It’s quite a statement of faith from a pagan king, that he recognizes God’s power. And in the end, he is not disappointed, because Daniel’s God does, of course, save him, which results in an even greater statement of faith from the king at the end of chapter six, in which he calls God, “the living God,” and testifies to His power.
Today’s readings were from the prophet with, arguably, the most recognizable Christmas prophecies–Isaiah (Isaiah 2:4; 7:14; 9:2-7). We read several of those passages, including the familiar ones from chapters seven and nine. The children were mystified by the ornament at first, and even I had to think about it for a bit before I realized that it’s supposed to depict the weapons being turned into tools as depicted in Isaiah 2:4.
Today began our series of readings focused on the prophets. We started with Elijah, and the story of him being taken to Heaven in a chariot of fire, (thus the ornament of what Ladybug deemed a “carriage.”), and transitioned into Elisha, who was given a portion of Elijah’s spirit (2 Kings 2:1-14). I was always confused by these two prophets as a child–isn’t it funny how similar their names are, and how they came one right after the other in the Bible? So far my children seem to be smarter than I am, however, and knew as soon as they saw the chariot who the story would be about!
Today’s reading was about Solomon, son of King David (1 Kings 3:3-14). We learned about two things in regards to Solomon. 1). We learned how when given a choice by God, he asked for wisdom, above any other gift he could have received, (and as a result, was given riches, honor, and a long life, as well). 2). We also talked about how it was Solomon’s task to build God’s great temple in Jerusalem, which was used by the Israelites for hundreds of years.
We reached the halfway point with our Jesse Tree today, as there are 28 days in Advent this year, (the most there can be). Fittingly, the reading was about David (2 Samuel 5:1-5), and his anointing as king over all of Israel, which came about seven years after he was made king of Judah.
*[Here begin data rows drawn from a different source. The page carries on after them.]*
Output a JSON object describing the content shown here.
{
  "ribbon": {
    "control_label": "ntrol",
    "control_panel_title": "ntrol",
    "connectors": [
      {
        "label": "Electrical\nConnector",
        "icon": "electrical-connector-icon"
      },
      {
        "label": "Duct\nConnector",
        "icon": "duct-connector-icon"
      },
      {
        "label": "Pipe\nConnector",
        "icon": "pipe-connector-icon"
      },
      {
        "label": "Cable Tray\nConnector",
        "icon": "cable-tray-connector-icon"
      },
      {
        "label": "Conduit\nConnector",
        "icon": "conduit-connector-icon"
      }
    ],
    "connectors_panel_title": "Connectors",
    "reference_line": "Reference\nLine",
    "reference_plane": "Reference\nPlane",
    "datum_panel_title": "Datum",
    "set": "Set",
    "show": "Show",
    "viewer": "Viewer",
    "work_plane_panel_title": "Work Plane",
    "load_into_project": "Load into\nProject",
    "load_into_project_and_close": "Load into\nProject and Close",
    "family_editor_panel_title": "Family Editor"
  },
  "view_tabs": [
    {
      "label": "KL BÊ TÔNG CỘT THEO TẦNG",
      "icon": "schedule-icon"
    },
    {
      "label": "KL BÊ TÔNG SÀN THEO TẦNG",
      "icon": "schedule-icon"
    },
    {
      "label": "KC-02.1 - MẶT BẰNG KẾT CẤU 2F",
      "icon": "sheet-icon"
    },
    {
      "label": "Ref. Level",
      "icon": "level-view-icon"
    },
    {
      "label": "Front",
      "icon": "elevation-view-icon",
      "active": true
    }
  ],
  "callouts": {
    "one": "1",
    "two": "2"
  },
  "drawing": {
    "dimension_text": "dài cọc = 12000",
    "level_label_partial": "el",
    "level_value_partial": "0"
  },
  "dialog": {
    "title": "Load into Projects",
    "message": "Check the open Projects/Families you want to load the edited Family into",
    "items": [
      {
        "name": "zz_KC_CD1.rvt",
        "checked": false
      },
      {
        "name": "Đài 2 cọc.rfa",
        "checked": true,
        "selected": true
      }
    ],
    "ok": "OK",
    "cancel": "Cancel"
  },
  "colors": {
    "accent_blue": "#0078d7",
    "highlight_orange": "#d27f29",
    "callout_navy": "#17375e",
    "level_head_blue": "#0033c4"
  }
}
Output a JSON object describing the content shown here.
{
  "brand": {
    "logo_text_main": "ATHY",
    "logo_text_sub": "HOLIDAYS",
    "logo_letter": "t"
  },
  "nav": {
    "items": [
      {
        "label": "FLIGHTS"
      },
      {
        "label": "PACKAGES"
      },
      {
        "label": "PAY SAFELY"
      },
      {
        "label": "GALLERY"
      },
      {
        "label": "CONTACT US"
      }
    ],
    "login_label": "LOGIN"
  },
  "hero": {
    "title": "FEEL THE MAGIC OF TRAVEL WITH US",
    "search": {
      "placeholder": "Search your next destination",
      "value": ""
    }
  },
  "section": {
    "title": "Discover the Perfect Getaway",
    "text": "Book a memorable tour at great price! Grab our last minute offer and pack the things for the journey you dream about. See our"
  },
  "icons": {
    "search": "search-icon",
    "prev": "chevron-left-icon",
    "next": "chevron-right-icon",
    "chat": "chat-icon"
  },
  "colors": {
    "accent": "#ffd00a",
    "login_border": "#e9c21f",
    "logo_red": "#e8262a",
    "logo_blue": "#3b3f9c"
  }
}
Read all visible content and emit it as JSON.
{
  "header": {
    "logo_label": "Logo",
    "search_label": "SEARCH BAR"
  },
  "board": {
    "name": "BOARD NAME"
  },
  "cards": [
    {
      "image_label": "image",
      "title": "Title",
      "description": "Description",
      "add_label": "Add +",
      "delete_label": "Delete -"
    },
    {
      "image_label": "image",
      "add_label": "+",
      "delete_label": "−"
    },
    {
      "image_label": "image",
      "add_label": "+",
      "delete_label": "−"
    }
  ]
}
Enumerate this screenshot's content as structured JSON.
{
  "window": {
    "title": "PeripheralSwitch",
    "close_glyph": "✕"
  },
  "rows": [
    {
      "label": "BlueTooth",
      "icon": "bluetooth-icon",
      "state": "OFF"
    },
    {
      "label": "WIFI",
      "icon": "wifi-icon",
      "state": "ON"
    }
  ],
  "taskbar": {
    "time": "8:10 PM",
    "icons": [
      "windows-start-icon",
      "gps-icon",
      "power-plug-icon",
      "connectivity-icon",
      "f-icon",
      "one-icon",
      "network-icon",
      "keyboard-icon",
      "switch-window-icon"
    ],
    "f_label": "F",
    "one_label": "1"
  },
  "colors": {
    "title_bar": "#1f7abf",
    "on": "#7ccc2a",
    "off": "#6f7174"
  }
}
From an earthly standpoint, he was the greatest king Israel ever had, and an ancestor of the greatest King ever–Jesus!
Today’s reading was about the man from whom the Jesse Tree gets its name: Jesse, father of King David, the stump from whom the shoot that is the Messiah comes (Isaiah 11:1-5). The focus of the reading was the prophecy in Isaiah, after Jesse, and his famous kingly descendants had lived, but long before the time of Christ, which stated that the Messiah would come from Jesse’s line:
“There shall come forth a shoot from the stump of Jesse,
and a branch from his roots shall bear fruit.” Isaiah 11:1
We had a great discussion about how a shoot, something new and growing, can come forth from a stump, which is dead, and how this represents Christ overcoming death and destruction, and giving believers eternal life.
Today we read about Ruth (Ruth 1:15-18). Not the story about her being redeemed by Boaz, as you might expect, but the story of her faithfulness to her mother-in-law, Naomi. I love this story, because it shows just how God can use anyone, regardless of gender, age, or nationality, to do His work. Here was Ruth, a stranger to the Israelites, a foreigner who had worshipped false gods, and yet she came to have faith in the One, True God, followed His will, and ended being the great-grandmother of Israel’s greatest king, and an ancestor of the Messiah! Even though Ruth is one of the Bible’s shorter books, it’s quite a story of faithfulness and redemption, and lays the groundwork for some very important members of Jesus’ family tree.
Today’s reading was about Samson. I actually found this to be one of the odder choices in our Jesse Tree book. I know that his is a well-known story, but as far as being part of Jesus’ family tree? Seems strange to me. It was a good story for foreshadowing, however, in two different ways. First, we talked about his relationship with the Philistines, and that being repeated with David and Goliath. We also talked about his vows as a Nazarite, and how he had that in common with John the Baptist. So, a useful discussion, but it took some work getting there.